Text in the records must be reproduced exactly, and pictures must be skipped.

^^^^

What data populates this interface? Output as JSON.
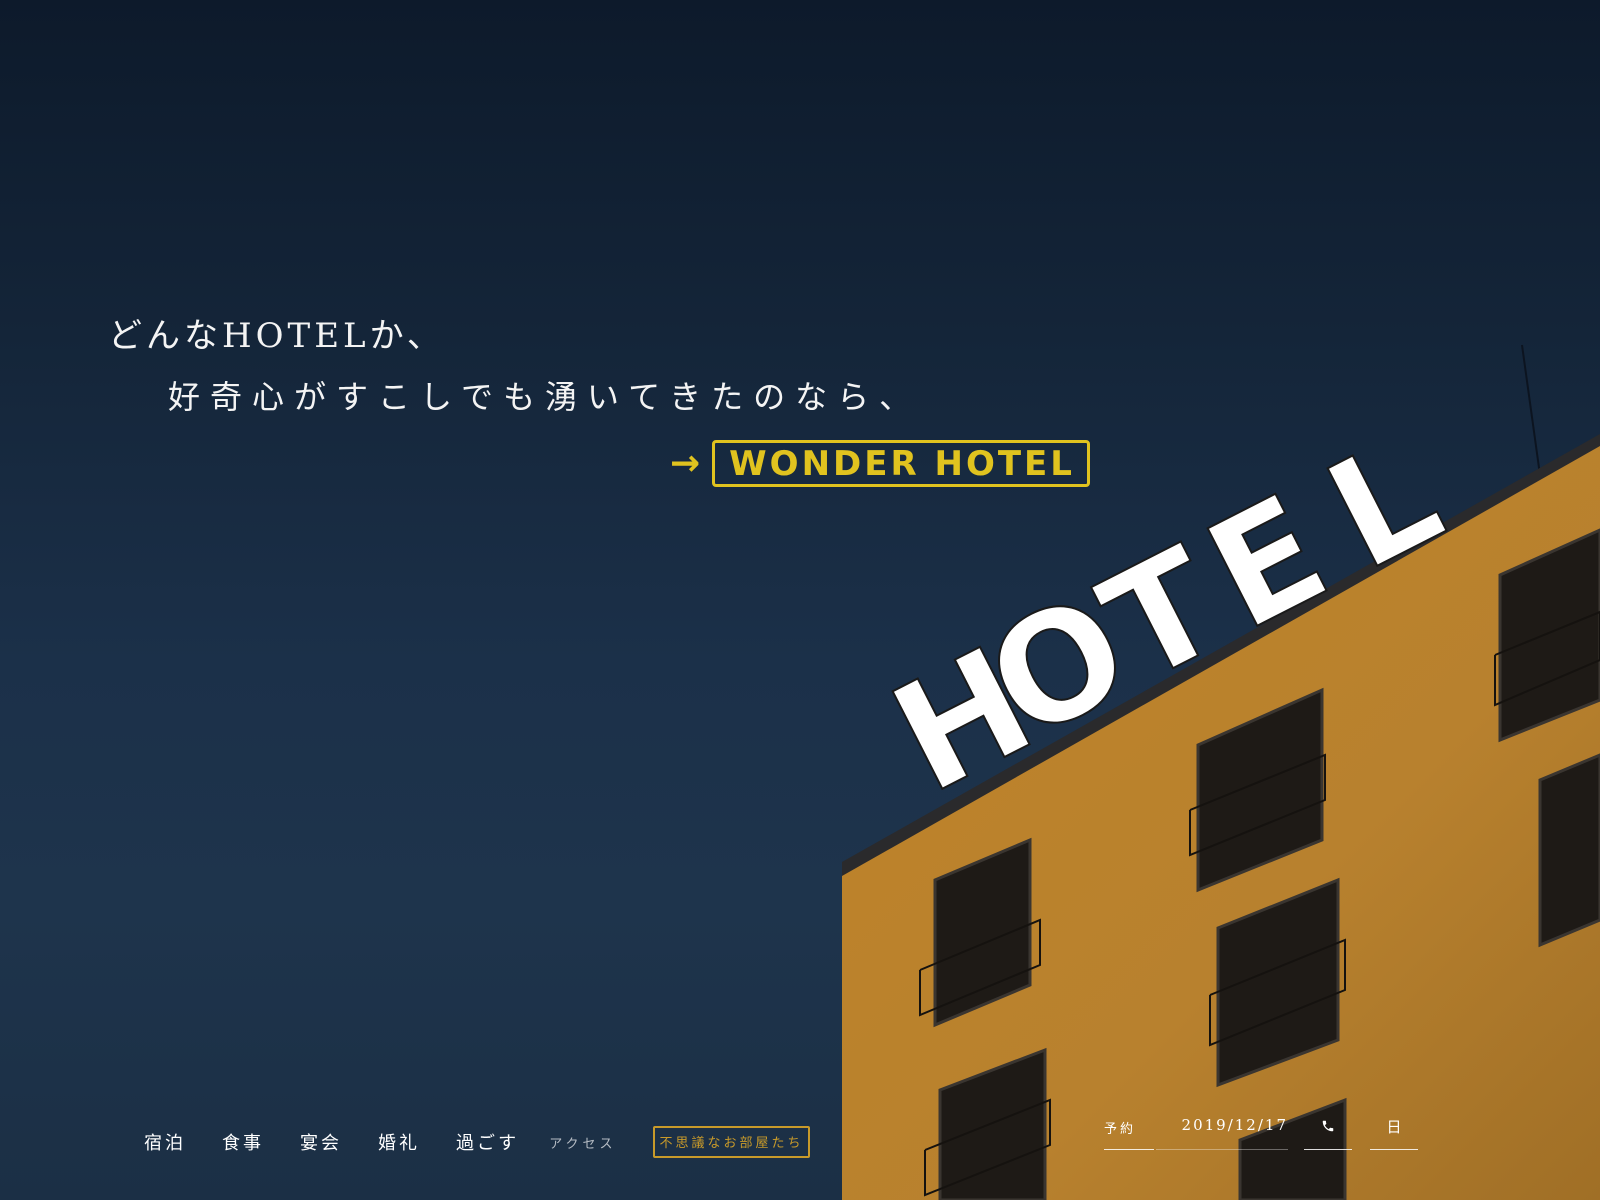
{
  "hero": {
    "line1": "どんなHOTELか、",
    "line2": "好奇心がすこしでも湧いてきたのなら、",
    "cta_arrow": "→",
    "cta_label": "WONDER HOTEL",
    "sign_letters": [
      "H",
      "O",
      "T",
      "E",
      "L"
    ]
  },
  "nav": {
    "items": [
      "宿泊",
      "食事",
      "宴会",
      "婚礼",
      "過ごす"
    ],
    "access": "アクセス",
    "special": "不思議なお部屋たち"
  },
  "booking": {
    "label": "予約",
    "date": "2019/12/17",
    "phone_icon": "phone-icon",
    "day": "日"
  },
  "colors": {
    "accent_yellow": "#e0c31f",
    "accent_gold": "#c89a2a",
    "building": "#c48a2c",
    "sky_top": "#0d1a2b",
    "sky_bottom": "#1e344c"
  }
}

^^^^

▶ [ANSWER BOX]
What data populates this interface? Output as JSON.
{
  "hero": {
    "line1": "どんなHOTELか、",
    "line2": "好奇心がすこしでも湧いてきたのなら、",
    "cta_arrow": "→",
    "cta_label": "WONDER HOTEL",
    "sign_letters": [
      "H",
      "O",
      "T",
      "E",
      "L"
    ]
  },
  "nav": {
    "items": [
      "宿泊",
      "食事",
      "宴会",
      "婚礼",
      "過ごす"
    ],
    "access": "アクセス",
    "special": "不思議なお部屋たち"
  },
  "booking": {
    "label": "予約",
    "date": "2019/12/17",
    "phone_icon": "phone-icon",
    "day": "日"
  },
  "colors": {
    "accent_yellow": "#e0c31f",
    "accent_gold": "#c89a2a",
    "building": "#c48a2c",
    "sky_top": "#0d1a2b",
    "sky_bottom": "#1e344c"
  }
}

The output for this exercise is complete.